Cask choice and Maturation

1. Cask Choice

The Irish mature the majority of their whiskey in Ex-Bourbon barrels from the US. The American oak makes the whiskey smooth and a bit mellow.
Some of the special bottlings are stored in the more expensive Ex-Sherry or other wine casks. The wine casks are usually made of European oak. The flavours are more intense and sometimes bitter from the tannins but also more fruity from the residue of the wine in the porous oak.

Different sizes of casks
Different casks used at Midelton

During the maturation period some of the liquid evaporates. This is called the angel's share. As the whiskey matures the spirit becomes darker and smother.

Four casks with dropping level from left to right. Also from bright to dark
The stages of cask maturation at Midelton

2. The modern warehouse

In the historic days of the Irish whiskey production the spirit was matured in flat dunnage warehouses. The casks were rolled into the warehouses and stored in lying positions up to three layers high.
Today the demand is higher and the process is a bit more streamlined. The casks are put upright onto pallets and stored in higher warehouses. A new bunghole has to be drilled on the upper end of the barrel and enables to fill, probe, and empty the casks.

A big warehouse with pallets
A modern warehouse in Ireland

The tasting of the individual casks is very important and leads to the blending process. 

A big pipette, funnel remover and a tasting glass
Tasting tools

After the whiskey has matured long enough it is vatted in large steel tanks for bottling. Right before bottling the Irish whiskey is filtered. Most of the brands choose to chill the whiskey before filtering. This is done to prevent the whiskey from becoming cloudy when ice is added to the drinking glass. 

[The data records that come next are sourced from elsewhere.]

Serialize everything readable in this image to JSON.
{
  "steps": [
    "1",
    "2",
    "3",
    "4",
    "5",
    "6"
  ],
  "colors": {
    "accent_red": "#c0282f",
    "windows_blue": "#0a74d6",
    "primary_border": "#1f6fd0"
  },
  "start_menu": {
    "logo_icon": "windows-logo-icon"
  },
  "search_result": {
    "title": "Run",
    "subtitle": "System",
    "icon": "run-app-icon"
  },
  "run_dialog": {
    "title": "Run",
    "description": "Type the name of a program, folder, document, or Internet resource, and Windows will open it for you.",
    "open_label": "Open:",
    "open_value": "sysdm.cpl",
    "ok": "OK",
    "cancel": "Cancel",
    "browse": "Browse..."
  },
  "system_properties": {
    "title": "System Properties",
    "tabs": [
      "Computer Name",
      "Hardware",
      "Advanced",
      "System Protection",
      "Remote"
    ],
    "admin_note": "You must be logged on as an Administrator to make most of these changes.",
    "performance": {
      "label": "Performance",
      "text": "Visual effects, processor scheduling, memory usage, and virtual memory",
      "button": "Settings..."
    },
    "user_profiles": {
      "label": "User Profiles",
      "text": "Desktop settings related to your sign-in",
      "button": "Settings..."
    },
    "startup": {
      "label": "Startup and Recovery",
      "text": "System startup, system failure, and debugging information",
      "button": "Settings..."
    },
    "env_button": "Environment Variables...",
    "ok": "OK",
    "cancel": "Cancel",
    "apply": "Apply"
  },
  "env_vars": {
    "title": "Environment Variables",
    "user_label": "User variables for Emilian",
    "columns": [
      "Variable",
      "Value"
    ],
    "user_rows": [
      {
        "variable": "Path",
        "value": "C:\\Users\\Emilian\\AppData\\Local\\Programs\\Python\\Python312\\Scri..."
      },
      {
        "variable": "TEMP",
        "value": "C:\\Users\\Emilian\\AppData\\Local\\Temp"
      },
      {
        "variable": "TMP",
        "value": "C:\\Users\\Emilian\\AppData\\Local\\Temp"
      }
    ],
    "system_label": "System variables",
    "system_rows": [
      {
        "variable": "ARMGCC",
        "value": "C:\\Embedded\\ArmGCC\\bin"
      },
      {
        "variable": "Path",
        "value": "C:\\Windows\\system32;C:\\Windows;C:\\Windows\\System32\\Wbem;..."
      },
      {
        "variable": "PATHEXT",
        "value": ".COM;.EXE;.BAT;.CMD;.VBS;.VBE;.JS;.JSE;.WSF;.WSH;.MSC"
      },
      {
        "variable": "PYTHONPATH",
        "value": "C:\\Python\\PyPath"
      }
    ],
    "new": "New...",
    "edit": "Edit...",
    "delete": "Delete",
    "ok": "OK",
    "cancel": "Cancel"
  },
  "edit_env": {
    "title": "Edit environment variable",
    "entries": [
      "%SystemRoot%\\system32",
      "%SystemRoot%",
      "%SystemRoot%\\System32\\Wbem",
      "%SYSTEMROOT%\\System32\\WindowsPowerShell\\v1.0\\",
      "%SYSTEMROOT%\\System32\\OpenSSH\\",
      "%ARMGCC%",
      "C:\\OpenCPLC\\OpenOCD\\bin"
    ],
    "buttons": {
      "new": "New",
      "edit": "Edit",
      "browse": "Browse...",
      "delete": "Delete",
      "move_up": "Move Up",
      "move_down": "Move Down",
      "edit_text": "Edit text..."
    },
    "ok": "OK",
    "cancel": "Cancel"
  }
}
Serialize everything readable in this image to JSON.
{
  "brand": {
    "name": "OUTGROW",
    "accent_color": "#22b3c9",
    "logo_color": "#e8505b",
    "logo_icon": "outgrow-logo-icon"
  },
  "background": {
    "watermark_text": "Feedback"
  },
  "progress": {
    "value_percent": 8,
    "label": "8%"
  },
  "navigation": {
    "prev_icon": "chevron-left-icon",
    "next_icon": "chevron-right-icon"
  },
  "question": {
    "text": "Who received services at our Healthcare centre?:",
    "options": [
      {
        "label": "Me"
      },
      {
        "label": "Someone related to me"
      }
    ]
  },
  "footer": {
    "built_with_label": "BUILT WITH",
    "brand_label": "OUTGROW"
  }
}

A filter with a lot of layers that are compressed
A whiskey filter

After filtering the whiskey is bottled and shipped internationally for you to enjoy your dram of Irish whiskey.